• Work to be completed: State the number of lines with "status" in the listing, leaving out everything else.
━━ Material shown
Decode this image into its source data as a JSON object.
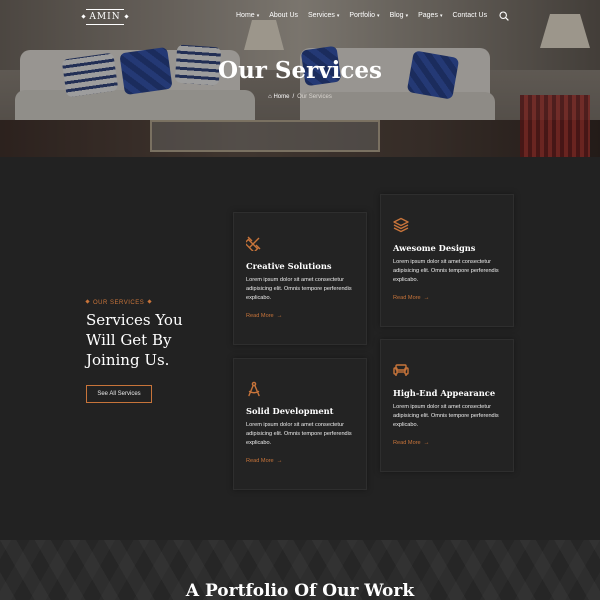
{
  "header": {
    "logo_text": "AMIN",
    "menu": [
      {
        "label": "Home",
        "has_dropdown": true
      },
      {
        "label": "About Us",
        "has_dropdown": false
      },
      {
        "label": "Services",
        "has_dropdown": true
      },
      {
        "label": "Portfolio",
        "has_dropdown": true
      },
      {
        "label": "Blog",
        "has_dropdown": true
      },
      {
        "label": "Pages",
        "has_dropdown": true
      },
      {
        "label": "Contact Us",
        "has_dropdown": false
      }
    ],
    "search_icon": "search-icon"
  },
  "hero": {
    "title": "Our Services",
    "breadcrumb": {
      "home": "Home",
      "separator": "/",
      "current": "Our Services"
    }
  },
  "intro": {
    "tag": "OUR SERVICES",
    "heading": "Services You Will Get By Joining Us.",
    "button_label": "See All Services"
  },
  "services": [
    {
      "icon": "pencil-ruler-icon",
      "title": "Creative Solutions",
      "description": "Lorem ipsum dolor sit amet consectetur adipisicing elit. Omnis tempore perferendis explicabo.",
      "link": "Read More"
    },
    {
      "icon": "layers-icon",
      "title": "Awesome Designs",
      "description": "Lorem ipsum dolor sit amet consectetur adipisicing elit. Omnis tempore perferendis explicabo.",
      "link": "Read More"
    },
    {
      "icon": "compass-icon",
      "title": "Solid Development",
      "description": "Lorem ipsum dolor sit amet consectetur adipisicing elit. Omnis tempore perferendis explicabo.",
      "link": "Read More"
    },
    {
      "icon": "sofa-icon",
      "title": "High-End Appearance",
      "description": "Lorem ipsum dolor sit amet consectetur adipisicing elit. Omnis tempore perferendis explicabo.",
      "link": "Read More"
    }
  ],
  "portfolio": {
    "title": "A Portfolio Of Our Work"
  },
  "colors": {
    "accent": "#c8743a",
    "background": "#222222",
    "card": "#232323"
  }
}
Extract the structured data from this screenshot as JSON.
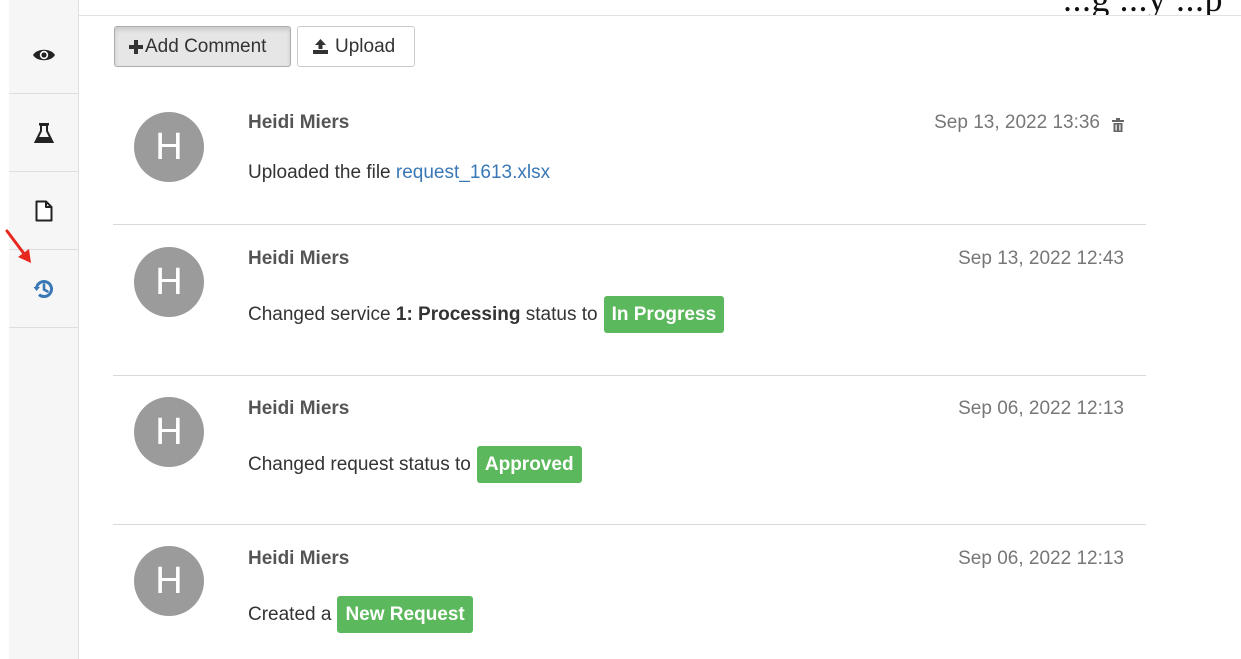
{
  "banner": {
    "text": "...g  ...y   ...p"
  },
  "sidebar": {
    "tabs": [
      {
        "icon": "eye-icon",
        "active": false
      },
      {
        "icon": "flask-icon",
        "active": false
      },
      {
        "icon": "file-icon",
        "active": false
      },
      {
        "icon": "history-icon",
        "active": true
      }
    ],
    "accent_color": "#3a78b5"
  },
  "toolbar": {
    "add_comment_label": "Add Comment",
    "upload_label": "Upload"
  },
  "feed": [
    {
      "avatar_initial": "H",
      "author": "Heidi Miers",
      "timestamp": "Sep 13, 2022 13:36",
      "has_delete": true,
      "message": {
        "prefix": "Uploaded the file ",
        "link": "request_1613.xlsx"
      }
    },
    {
      "avatar_initial": "H",
      "author": "Heidi Miers",
      "timestamp": "Sep 13, 2022 12:43",
      "message": {
        "prefix": "Changed service ",
        "strong": "1: Processing",
        "middle": " status to",
        "badge": "In Progress"
      }
    },
    {
      "avatar_initial": "H",
      "author": "Heidi Miers",
      "timestamp": "Sep 06, 2022 12:13",
      "message": {
        "prefix": "Changed request status to",
        "badge": "Approved"
      }
    },
    {
      "avatar_initial": "H",
      "author": "Heidi Miers",
      "timestamp": "Sep 06, 2022 12:13",
      "message": {
        "prefix": "Created a",
        "badge": "New Request"
      }
    }
  ],
  "colors": {
    "badge_green": "#5cb85c",
    "avatar_gray": "#9b9b9b",
    "annotation_red": "#e8281e"
  }
}
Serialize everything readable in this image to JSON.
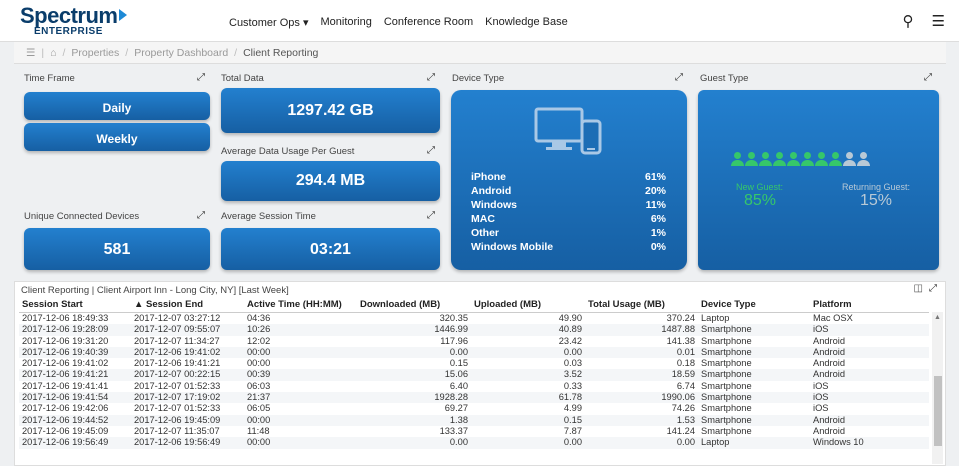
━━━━
• Result of this exercise: 2